Start of Block

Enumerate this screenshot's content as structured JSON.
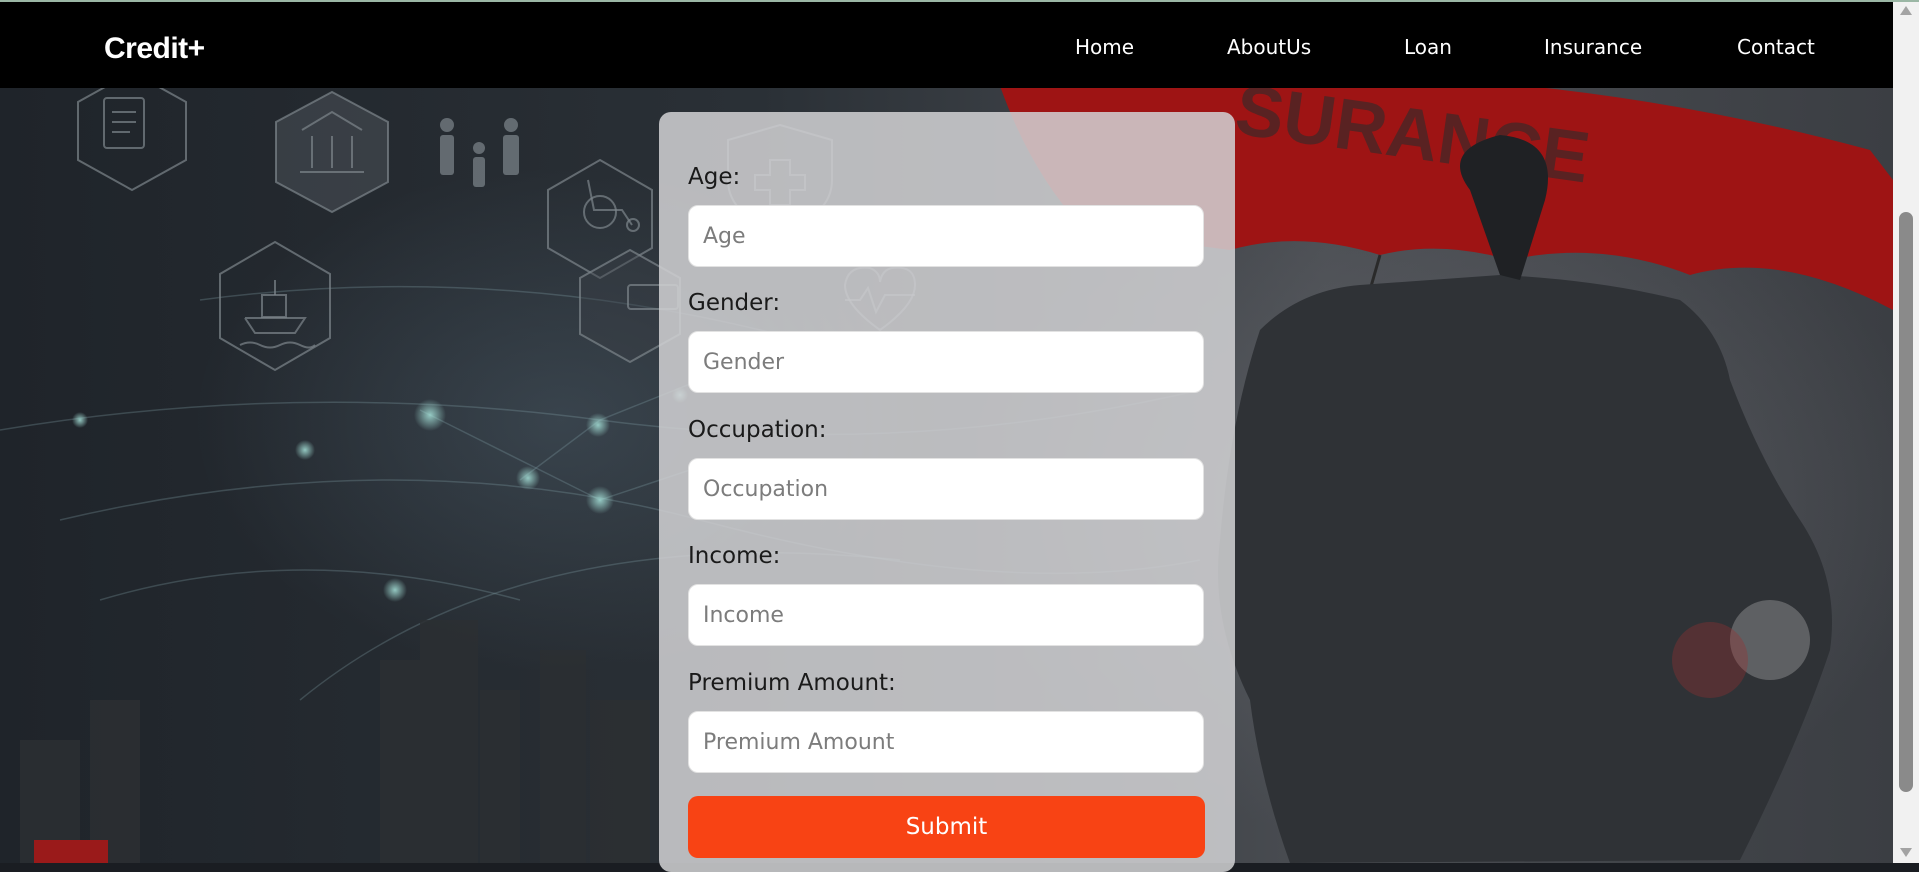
{
  "brand": {
    "name": "Credit+"
  },
  "nav": {
    "items": [
      {
        "label": "Home"
      },
      {
        "label": "AboutUs"
      },
      {
        "label": "Loan"
      },
      {
        "label": "Insurance"
      },
      {
        "label": "Contact"
      }
    ]
  },
  "background": {
    "umbrella_text": "SURANCE",
    "icons": [
      "documents-icon",
      "bank-icon",
      "family-icon",
      "wheelchair-icon",
      "health-shield-icon",
      "heartbeat-icon",
      "ship-icon",
      "bus-icon"
    ]
  },
  "form": {
    "fields": [
      {
        "label": "Age:",
        "placeholder": "Age",
        "value": ""
      },
      {
        "label": "Gender:",
        "placeholder": "Gender",
        "value": ""
      },
      {
        "label": "Occupation:",
        "placeholder": "Occupation",
        "value": ""
      },
      {
        "label": "Income:",
        "placeholder": "Income",
        "value": ""
      },
      {
        "label": "Premium Amount:",
        "placeholder": "Premium Amount",
        "value": ""
      }
    ],
    "submit_label": "Submit"
  },
  "colors": {
    "navbar": "#000000",
    "accent": "#f84314",
    "umbrella": "#9e1414",
    "card": "#d2d2d4"
  }
}
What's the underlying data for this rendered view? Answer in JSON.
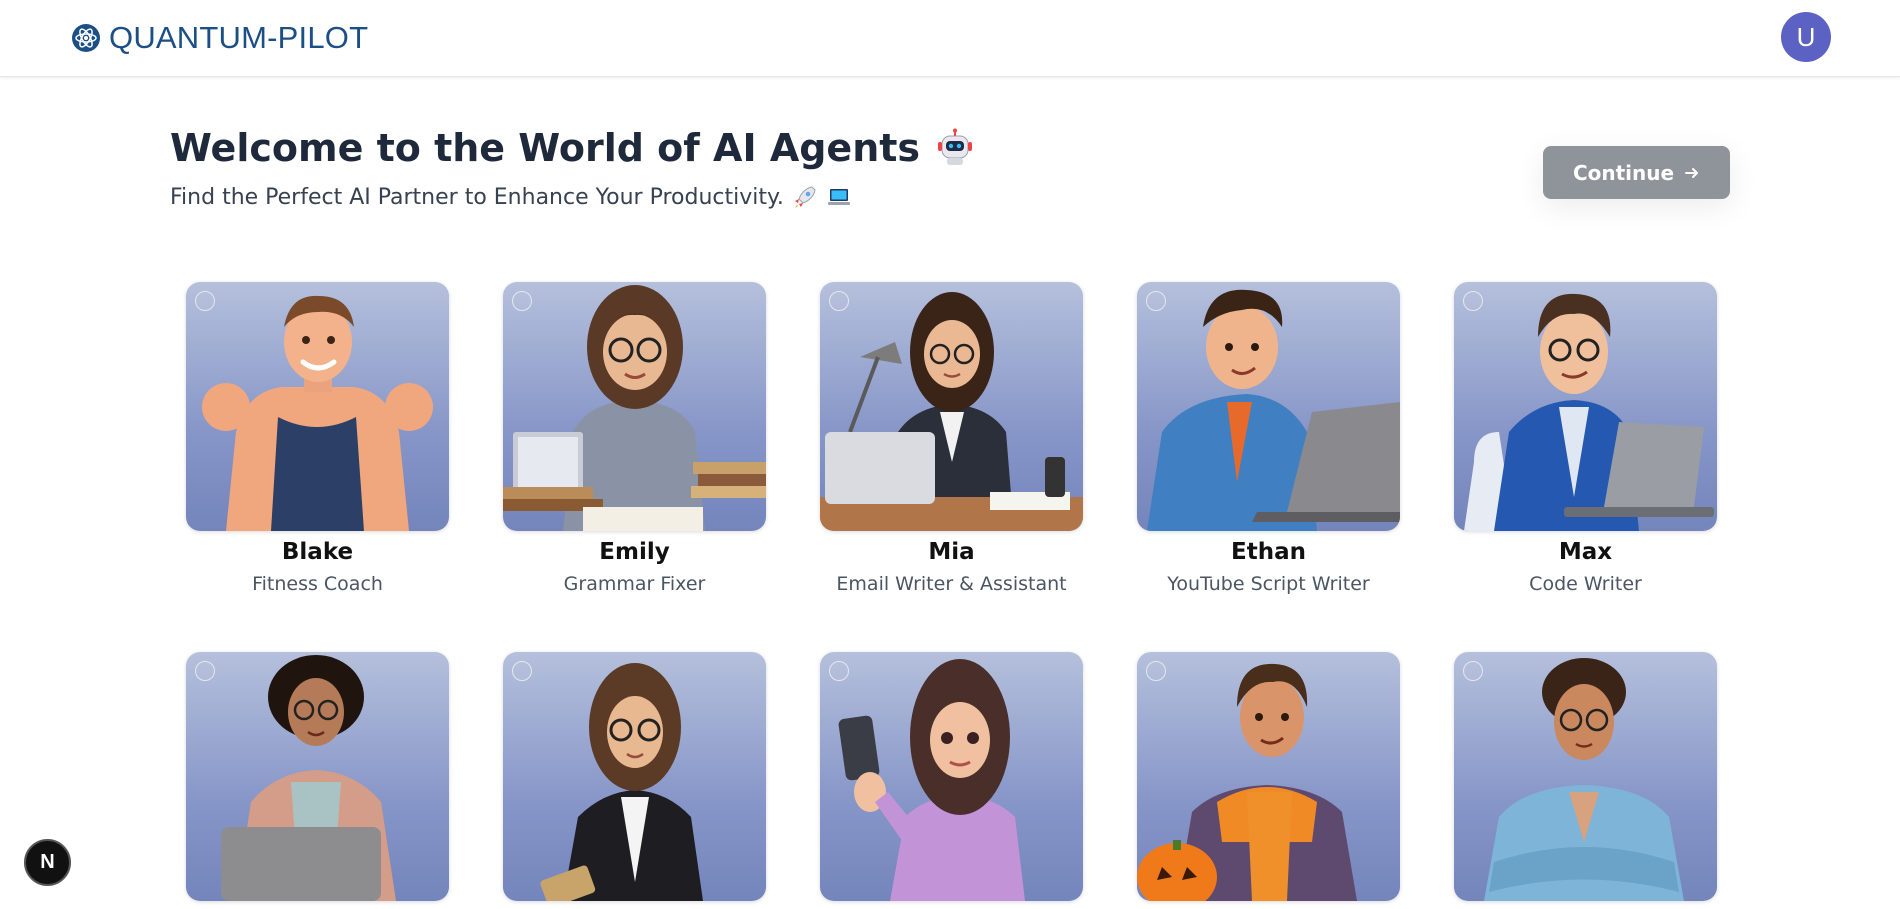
{
  "header": {
    "brand": "QUANTUM-PILOT",
    "brand_icon": "atom-icon",
    "avatar_initial": "U"
  },
  "hero": {
    "title": "Welcome to the World of AI Agents",
    "title_emoji": "robot-icon",
    "subtitle": "Find the Perfect AI Partner to Enhance Your Productivity.",
    "subtitle_emojis": [
      "rocket-icon",
      "laptop-icon"
    ]
  },
  "actions": {
    "continue_label": "Continue",
    "continue_icon": "arrow-right-icon"
  },
  "agents": [
    {
      "name": "Blake",
      "role": "Fitness Coach",
      "selected": false
    },
    {
      "name": "Emily",
      "role": "Grammar Fixer",
      "selected": false
    },
    {
      "name": "Mia",
      "role": "Email Writer & Assistant",
      "selected": false
    },
    {
      "name": "Ethan",
      "role": "YouTube Script Writer",
      "selected": false
    },
    {
      "name": "Max",
      "role": "Code Writer",
      "selected": false
    },
    {
      "name": "",
      "role": "",
      "selected": false
    },
    {
      "name": "",
      "role": "",
      "selected": false
    },
    {
      "name": "",
      "role": "",
      "selected": false
    },
    {
      "name": "",
      "role": "",
      "selected": false
    },
    {
      "name": "",
      "role": "",
      "selected": false
    }
  ],
  "devtools": {
    "badge": "N"
  },
  "colors": {
    "brand": "#1b4f86",
    "avatar": "#5b62c4",
    "continue_bg": "#8f949b",
    "card_gradient_top": "#b5c0dc",
    "card_gradient_bottom": "#7485bc"
  }
}
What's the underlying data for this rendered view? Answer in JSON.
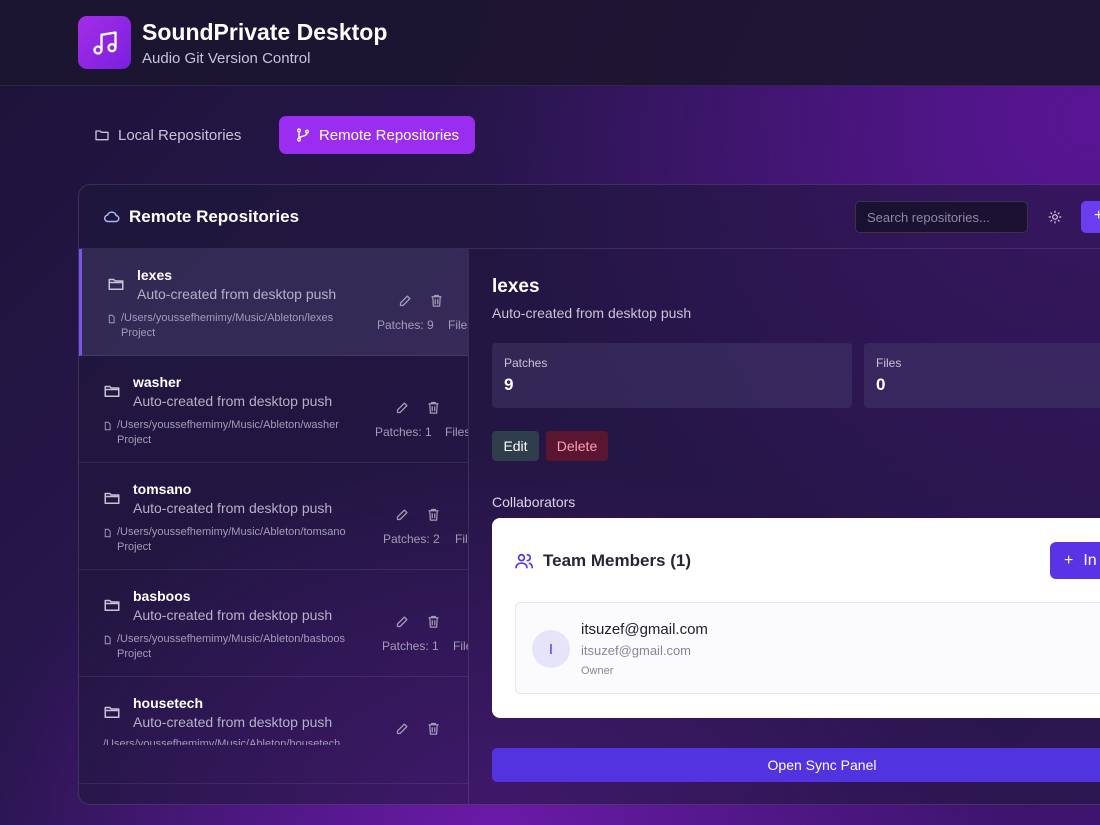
{
  "app": {
    "title": "SoundPrivate Desktop",
    "subtitle": "Audio Git Version Control",
    "logo_icon": "music-note-icon"
  },
  "tabs": [
    {
      "label": "Local Repositories",
      "icon": "folder-icon",
      "active": false
    },
    {
      "label": "Remote Repositories",
      "icon": "git-branch-icon",
      "active": true
    }
  ],
  "panel": {
    "title": "Remote Repositories",
    "title_icon": "cloud-icon",
    "search_placeholder": "Search repositories...",
    "theme_icon": "sun-icon"
  },
  "repos": [
    {
      "name": "lexes",
      "description": "Auto-created from desktop push",
      "path": "/Users/youssefhemimy/Music/Ableton/lexes",
      "path_suffix": "Project",
      "patches": "Patches: 9",
      "files": "Files:",
      "active": true
    },
    {
      "name": "washer",
      "description": "Auto-created from desktop push",
      "path": "/Users/youssefhemimy/Music/Ableton/washer",
      "path_suffix": "Project",
      "patches": "Patches: 1",
      "files": "Files",
      "active": false
    },
    {
      "name": "tomsano",
      "description": "Auto-created from desktop push",
      "path": "/Users/youssefhemimy/Music/Ableton/tomsano",
      "path_suffix": "Project",
      "patches": "Patches: 2",
      "files": "Fil",
      "active": false
    },
    {
      "name": "basboos",
      "description": "Auto-created from desktop push",
      "path": "/Users/youssefhemimy/Music/Ableton/basboos",
      "path_suffix": "Project",
      "patches": "Patches: 1",
      "files": "File",
      "active": false
    },
    {
      "name": "housetech",
      "description": "Auto-created from desktop push",
      "path": "/Users/youssefhemimy/Music/Ableton/housetech",
      "path_suffix": "",
      "patches": "",
      "files": "",
      "active": false
    }
  ],
  "detail": {
    "name": "lexes",
    "description": "Auto-created from desktop push",
    "stats": {
      "patches_label": "Patches",
      "patches_value": "9",
      "files_label": "Files",
      "files_value": "0"
    },
    "edit_label": "Edit",
    "delete_label": "Delete",
    "collaborators_label": "Collaborators",
    "team": {
      "title": "Team Members (1)",
      "invite_label": "In",
      "members": [
        {
          "initial": "I",
          "name": "itsuzef@gmail.com",
          "email": "itsuzef@gmail.com",
          "role": "Owner"
        }
      ]
    },
    "sync_label": "Open Sync Panel"
  },
  "colors": {
    "accent": "#9a2df0",
    "primary_button": "#5233e0",
    "delete_text": "#ff9fb4"
  }
}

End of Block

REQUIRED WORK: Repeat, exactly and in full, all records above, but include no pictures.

RESULT OF THIS TASK:
Enumerate this screenshot's content as structured JSON.
{
  "brand": {
    "name": "Credit+"
  },
  "nav": {
    "items": [
      {
        "label": "Home"
      },
      {
        "label": "AboutUs"
      },
      {
        "label": "Loan"
      },
      {
        "label": "Insurance"
      },
      {
        "label": "Contact"
      }
    ]
  },
  "background": {
    "umbrella_text": "SURANCE",
    "icons": [
      "documents-icon",
      "bank-icon",
      "family-icon",
      "wheelchair-icon",
      "health-shield-icon",
      "heartbeat-icon",
      "ship-icon",
      "bus-icon"
    ]
  },
  "form": {
    "fields": [
      {
        "label": "Age:",
        "placeholder": "Age",
        "value": ""
      },
      {
        "label": "Gender:",
        "placeholder": "Gender",
        "value": ""
      },
      {
        "label": "Occupation:",
        "placeholder": "Occupation",
        "value": ""
      },
      {
        "label": "Income:",
        "placeholder": "Income",
        "value": ""
      },
      {
        "label": "Premium Amount:",
        "placeholder": "Premium Amount",
        "value": ""
      }
    ],
    "submit_label": "Submit"
  },
  "colors": {
    "navbar": "#000000",
    "accent": "#f84314",
    "umbrella": "#9e1414",
    "card": "#d2d2d4"
  }
}
What's the underlying data for this rendered view? Answer in JSON.
{
  "header": {
    "brand": "QUANTUM-PILOT",
    "brand_icon": "atom-icon",
    "avatar_initial": "U"
  },
  "hero": {
    "title": "Welcome to the World of AI Agents",
    "title_emoji": "robot-icon",
    "subtitle": "Find the Perfect AI Partner to Enhance Your Productivity.",
    "subtitle_emojis": [
      "rocket-icon",
      "laptop-icon"
    ]
  },
  "actions": {
    "continue_label": "Continue",
    "continue_icon": "arrow-right-icon"
  },
  "agents": [
    {
      "name": "Blake",
      "role": "Fitness Coach",
      "selected": false
    },
    {
      "name": "Emily",
      "role": "Grammar Fixer",
      "selected": false
    },
    {
      "name": "Mia",
      "role": "Email Writer & Assistant",
      "selected": false
    },
    {
      "name": "Ethan",
      "role": "YouTube Script Writer",
      "selected": false
    },
    {
      "name": "Max",
      "role": "Code Writer",
      "selected": false
    },
    {
      "name": "",
      "role": "",
      "selected": false
    },
    {
      "name": "",
      "role": "",
      "selected": false
    },
    {
      "name": "",
      "role": "",
      "selected": false
    },
    {
      "name": "",
      "role": "",
      "selected": false
    },
    {
      "name": "",
      "role": "",
      "selected": false
    }
  ],
  "devtools": {
    "badge": "N"
  },
  "colors": {
    "brand": "#1b4f86",
    "avatar": "#5b62c4",
    "continue_bg": "#8f949b",
    "card_gradient_top": "#b5c0dc",
    "card_gradient_bottom": "#7485bc"
  }
}
What's the underlying data for this rendered view? Answer in JSON.
{
  "app": {
    "title": "SoundPrivate Desktop",
    "subtitle": "Audio Git Version Control",
    "logo_icon": "music-note-icon"
  },
  "tabs": [
    {
      "label": "Local Repositories",
      "icon": "folder-icon",
      "active": false
    },
    {
      "label": "Remote Repositories",
      "icon": "git-branch-icon",
      "active": true
    }
  ],
  "panel": {
    "title": "Remote Repositories",
    "title_icon": "cloud-icon",
    "search_placeholder": "Search repositories...",
    "theme_icon": "sun-icon"
  },
  "repos": [
    {
      "name": "lexes",
      "description": "Auto-created from desktop push",
      "path": "/Users/youssefhemimy/Music/Ableton/lexes",
      "path_suffix": "Project",
      "patches": "Patches: 9",
      "files": "Files:",
      "active": true
    },
    {
      "name": "washer",
      "description": "Auto-created from desktop push",
      "path": "/Users/youssefhemimy/Music/Ableton/washer",
      "path_suffix": "Project",
      "patches": "Patches: 1",
      "files": "Files",
      "active": false
    },
    {
      "name": "tomsano",
      "description": "Auto-created from desktop push",
      "path": "/Users/youssefhemimy/Music/Ableton/tomsano",
      "path_suffix": "Project",
      "patches": "Patches: 2",
      "files": "Fil",
      "active": false
    },
    {
      "name": "basboos",
      "description": "Auto-created from desktop push",
      "path": "/Users/youssefhemimy/Music/Ableton/basboos",
      "path_suffix": "Project",
      "patches": "Patches: 1",
      "files": "File",
      "active": false
    },
    {
      "name": "housetech",
      "description": "Auto-created from desktop push",
      "path": "/Users/youssefhemimy/Music/Ableton/housetech",
      "path_suffix": "",
      "patches": "",
      "files": "",
      "active": false
    }
  ],
  "detail": {
    "name": "lexes",
    "description": "Auto-created from desktop push",
    "stats": {
      "patches_label": "Patches",
      "patches_value": "9",
      "files_label": "Files",
      "files_value": "0"
    },
    "edit_label": "Edit",
    "delete_label": "Delete",
    "collaborators_label": "Collaborators",
    "team": {
      "title": "Team Members (1)",
      "invite_label": "In",
      "members": [
        {
          "initial": "I",
          "name": "itsuzef@gmail.com",
          "email": "itsuzef@gmail.com",
          "role": "Owner"
        }
      ]
    },
    "sync_label": "Open Sync Panel"
  },
  "colors": {
    "accent": "#9a2df0",
    "primary_button": "#5233e0",
    "delete_text": "#ff9fb4"
  }
}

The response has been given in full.